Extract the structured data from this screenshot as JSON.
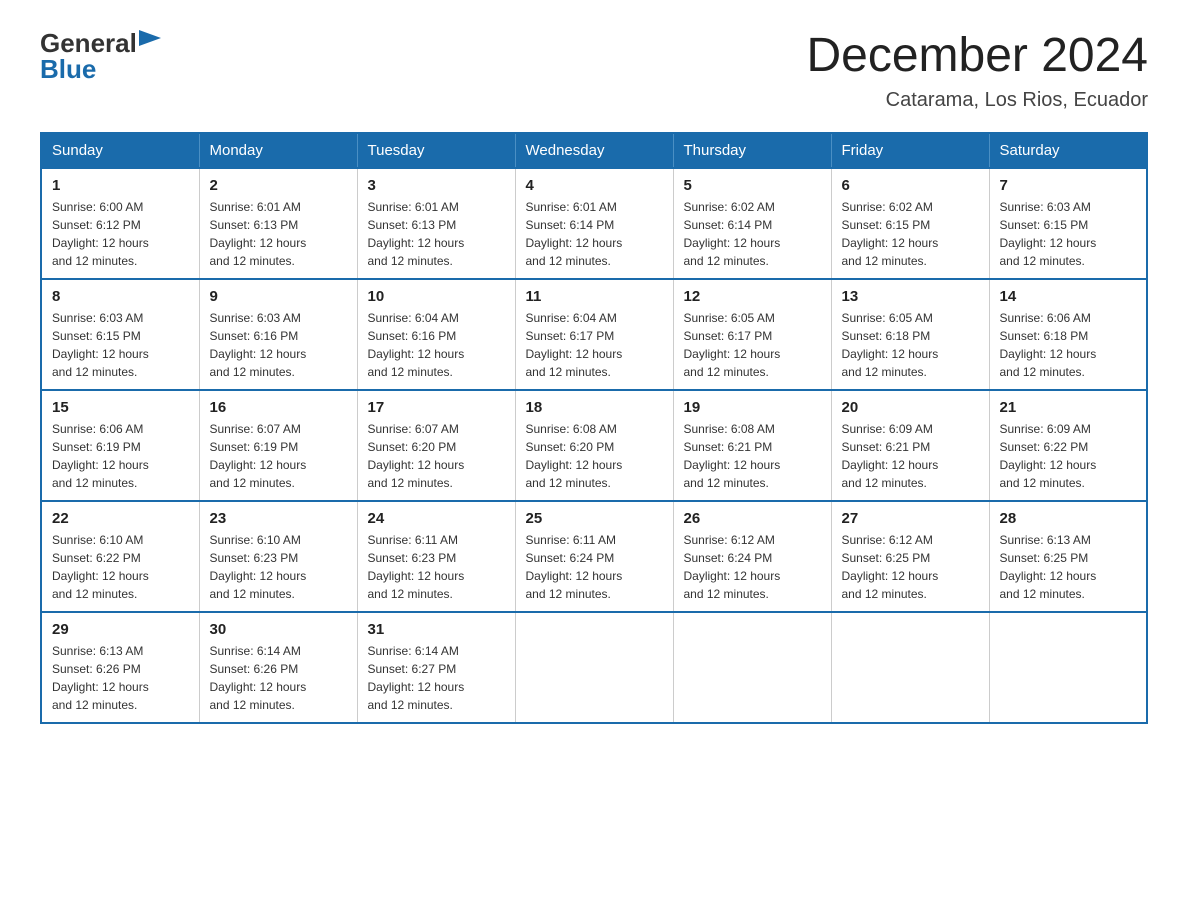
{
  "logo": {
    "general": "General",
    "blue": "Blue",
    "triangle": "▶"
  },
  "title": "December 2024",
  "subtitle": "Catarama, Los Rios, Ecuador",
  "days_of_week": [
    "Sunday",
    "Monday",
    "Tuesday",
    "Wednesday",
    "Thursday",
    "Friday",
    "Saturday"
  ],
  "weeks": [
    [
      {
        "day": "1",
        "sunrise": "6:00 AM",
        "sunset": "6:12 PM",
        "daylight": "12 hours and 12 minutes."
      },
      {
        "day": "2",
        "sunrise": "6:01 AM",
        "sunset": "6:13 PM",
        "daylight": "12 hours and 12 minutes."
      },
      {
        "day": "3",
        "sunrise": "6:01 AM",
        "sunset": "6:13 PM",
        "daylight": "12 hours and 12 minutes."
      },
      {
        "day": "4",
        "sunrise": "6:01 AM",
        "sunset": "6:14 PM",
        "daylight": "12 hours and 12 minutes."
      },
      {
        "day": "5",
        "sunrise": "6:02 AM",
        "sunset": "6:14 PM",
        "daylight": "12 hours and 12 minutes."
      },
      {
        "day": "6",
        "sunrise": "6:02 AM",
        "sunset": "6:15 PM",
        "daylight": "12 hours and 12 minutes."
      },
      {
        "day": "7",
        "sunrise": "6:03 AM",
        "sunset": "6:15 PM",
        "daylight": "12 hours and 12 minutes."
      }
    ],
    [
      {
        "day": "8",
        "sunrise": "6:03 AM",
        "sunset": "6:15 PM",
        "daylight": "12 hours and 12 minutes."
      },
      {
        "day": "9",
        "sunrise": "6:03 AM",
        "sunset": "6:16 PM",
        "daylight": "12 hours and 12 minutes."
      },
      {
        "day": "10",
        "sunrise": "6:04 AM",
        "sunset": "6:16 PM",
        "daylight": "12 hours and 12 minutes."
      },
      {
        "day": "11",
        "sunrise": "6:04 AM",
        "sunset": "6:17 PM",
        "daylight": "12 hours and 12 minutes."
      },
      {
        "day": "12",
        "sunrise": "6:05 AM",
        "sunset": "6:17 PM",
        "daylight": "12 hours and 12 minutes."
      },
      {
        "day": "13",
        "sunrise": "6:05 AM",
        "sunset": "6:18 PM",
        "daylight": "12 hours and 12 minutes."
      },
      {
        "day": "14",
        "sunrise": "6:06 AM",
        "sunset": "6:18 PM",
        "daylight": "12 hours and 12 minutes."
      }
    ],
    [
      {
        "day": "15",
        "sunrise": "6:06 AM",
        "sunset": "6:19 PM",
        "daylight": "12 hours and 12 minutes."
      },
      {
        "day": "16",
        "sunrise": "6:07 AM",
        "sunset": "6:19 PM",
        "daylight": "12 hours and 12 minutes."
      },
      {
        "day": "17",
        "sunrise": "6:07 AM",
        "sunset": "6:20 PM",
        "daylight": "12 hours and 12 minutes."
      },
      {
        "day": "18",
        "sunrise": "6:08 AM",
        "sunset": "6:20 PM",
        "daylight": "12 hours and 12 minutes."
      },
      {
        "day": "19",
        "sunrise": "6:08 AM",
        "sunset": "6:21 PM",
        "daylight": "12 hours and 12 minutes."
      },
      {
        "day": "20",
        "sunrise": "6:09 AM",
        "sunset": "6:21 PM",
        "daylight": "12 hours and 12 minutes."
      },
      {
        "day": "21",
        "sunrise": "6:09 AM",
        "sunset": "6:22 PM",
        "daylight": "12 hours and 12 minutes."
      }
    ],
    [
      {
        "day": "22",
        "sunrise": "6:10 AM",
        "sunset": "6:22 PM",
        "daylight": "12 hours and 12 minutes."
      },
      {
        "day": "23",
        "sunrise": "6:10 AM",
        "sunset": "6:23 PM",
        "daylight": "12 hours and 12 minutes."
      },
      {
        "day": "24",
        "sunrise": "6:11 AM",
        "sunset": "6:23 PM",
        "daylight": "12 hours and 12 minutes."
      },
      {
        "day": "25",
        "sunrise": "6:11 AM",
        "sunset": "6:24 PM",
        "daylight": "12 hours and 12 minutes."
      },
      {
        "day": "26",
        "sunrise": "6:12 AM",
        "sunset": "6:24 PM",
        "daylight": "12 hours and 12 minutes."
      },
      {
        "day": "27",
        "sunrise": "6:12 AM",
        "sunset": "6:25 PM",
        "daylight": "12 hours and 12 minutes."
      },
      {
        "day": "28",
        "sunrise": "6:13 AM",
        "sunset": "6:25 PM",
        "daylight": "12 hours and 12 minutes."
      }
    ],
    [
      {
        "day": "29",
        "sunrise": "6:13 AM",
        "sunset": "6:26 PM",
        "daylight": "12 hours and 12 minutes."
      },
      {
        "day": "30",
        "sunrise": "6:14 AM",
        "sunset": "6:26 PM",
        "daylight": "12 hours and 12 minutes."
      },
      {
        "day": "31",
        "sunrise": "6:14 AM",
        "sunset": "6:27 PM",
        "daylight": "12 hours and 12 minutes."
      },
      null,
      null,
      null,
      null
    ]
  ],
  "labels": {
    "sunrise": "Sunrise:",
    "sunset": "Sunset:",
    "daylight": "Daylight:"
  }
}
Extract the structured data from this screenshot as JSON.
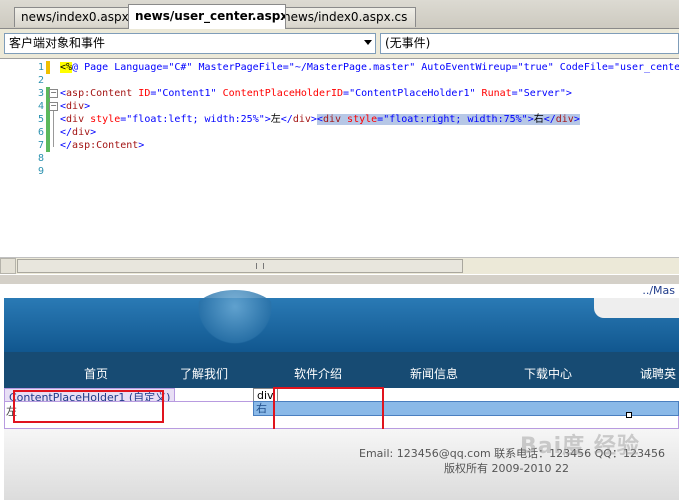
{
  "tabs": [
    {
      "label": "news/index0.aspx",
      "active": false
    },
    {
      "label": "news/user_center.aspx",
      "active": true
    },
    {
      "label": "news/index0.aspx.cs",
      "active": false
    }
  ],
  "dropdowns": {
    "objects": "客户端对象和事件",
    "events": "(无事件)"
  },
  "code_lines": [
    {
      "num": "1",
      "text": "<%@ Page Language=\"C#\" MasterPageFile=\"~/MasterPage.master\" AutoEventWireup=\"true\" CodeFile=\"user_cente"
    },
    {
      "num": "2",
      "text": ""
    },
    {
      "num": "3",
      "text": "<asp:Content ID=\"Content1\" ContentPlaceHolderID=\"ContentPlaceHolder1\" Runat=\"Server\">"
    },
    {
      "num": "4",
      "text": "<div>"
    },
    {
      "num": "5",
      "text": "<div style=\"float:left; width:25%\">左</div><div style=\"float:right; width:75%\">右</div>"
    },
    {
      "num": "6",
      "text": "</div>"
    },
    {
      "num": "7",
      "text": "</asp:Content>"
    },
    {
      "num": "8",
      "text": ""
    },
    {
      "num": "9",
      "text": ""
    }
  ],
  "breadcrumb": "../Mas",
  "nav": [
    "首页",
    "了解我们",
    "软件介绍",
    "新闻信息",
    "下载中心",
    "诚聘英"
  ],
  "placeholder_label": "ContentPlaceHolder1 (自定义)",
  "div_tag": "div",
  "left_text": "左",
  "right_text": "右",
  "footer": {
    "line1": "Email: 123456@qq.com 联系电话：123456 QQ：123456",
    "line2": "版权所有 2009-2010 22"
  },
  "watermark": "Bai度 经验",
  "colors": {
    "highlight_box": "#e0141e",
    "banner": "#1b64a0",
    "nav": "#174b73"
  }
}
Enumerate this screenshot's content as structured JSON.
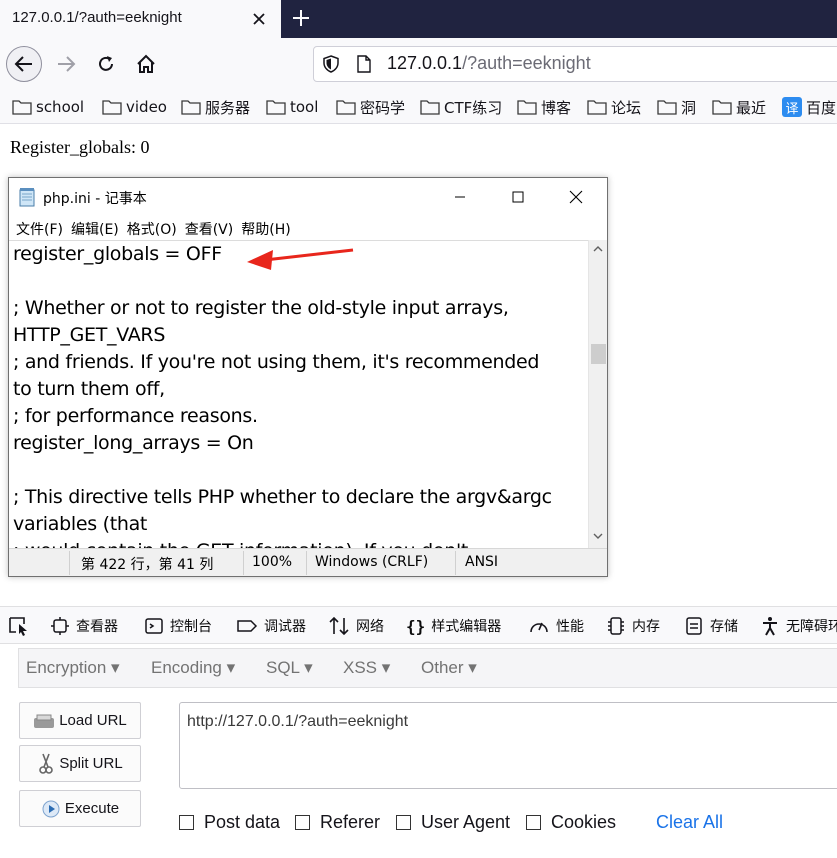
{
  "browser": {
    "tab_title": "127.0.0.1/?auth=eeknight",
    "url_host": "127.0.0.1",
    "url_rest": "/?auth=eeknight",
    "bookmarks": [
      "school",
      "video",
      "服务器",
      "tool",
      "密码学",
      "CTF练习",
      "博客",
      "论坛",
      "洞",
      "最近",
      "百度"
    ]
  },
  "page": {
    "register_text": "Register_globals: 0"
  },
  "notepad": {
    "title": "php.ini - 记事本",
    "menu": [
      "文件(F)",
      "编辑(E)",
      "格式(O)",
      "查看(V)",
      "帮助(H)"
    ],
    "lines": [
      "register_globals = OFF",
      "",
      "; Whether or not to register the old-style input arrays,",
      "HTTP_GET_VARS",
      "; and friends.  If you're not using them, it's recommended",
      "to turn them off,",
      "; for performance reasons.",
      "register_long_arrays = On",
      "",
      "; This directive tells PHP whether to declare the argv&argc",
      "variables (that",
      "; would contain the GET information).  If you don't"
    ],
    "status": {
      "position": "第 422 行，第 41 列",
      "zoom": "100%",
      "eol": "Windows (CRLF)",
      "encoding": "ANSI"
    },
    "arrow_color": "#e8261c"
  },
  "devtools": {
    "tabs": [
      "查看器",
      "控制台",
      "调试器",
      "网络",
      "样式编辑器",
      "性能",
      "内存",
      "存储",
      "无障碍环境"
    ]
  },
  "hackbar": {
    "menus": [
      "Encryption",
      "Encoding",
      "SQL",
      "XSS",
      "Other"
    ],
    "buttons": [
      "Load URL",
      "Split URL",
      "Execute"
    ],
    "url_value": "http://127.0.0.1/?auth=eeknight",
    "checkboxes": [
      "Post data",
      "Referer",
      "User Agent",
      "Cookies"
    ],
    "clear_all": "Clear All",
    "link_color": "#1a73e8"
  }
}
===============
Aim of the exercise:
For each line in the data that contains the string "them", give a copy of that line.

Answer space:
      "; and friends.  If you're not using them, it's recommended",
      "to turn them off,",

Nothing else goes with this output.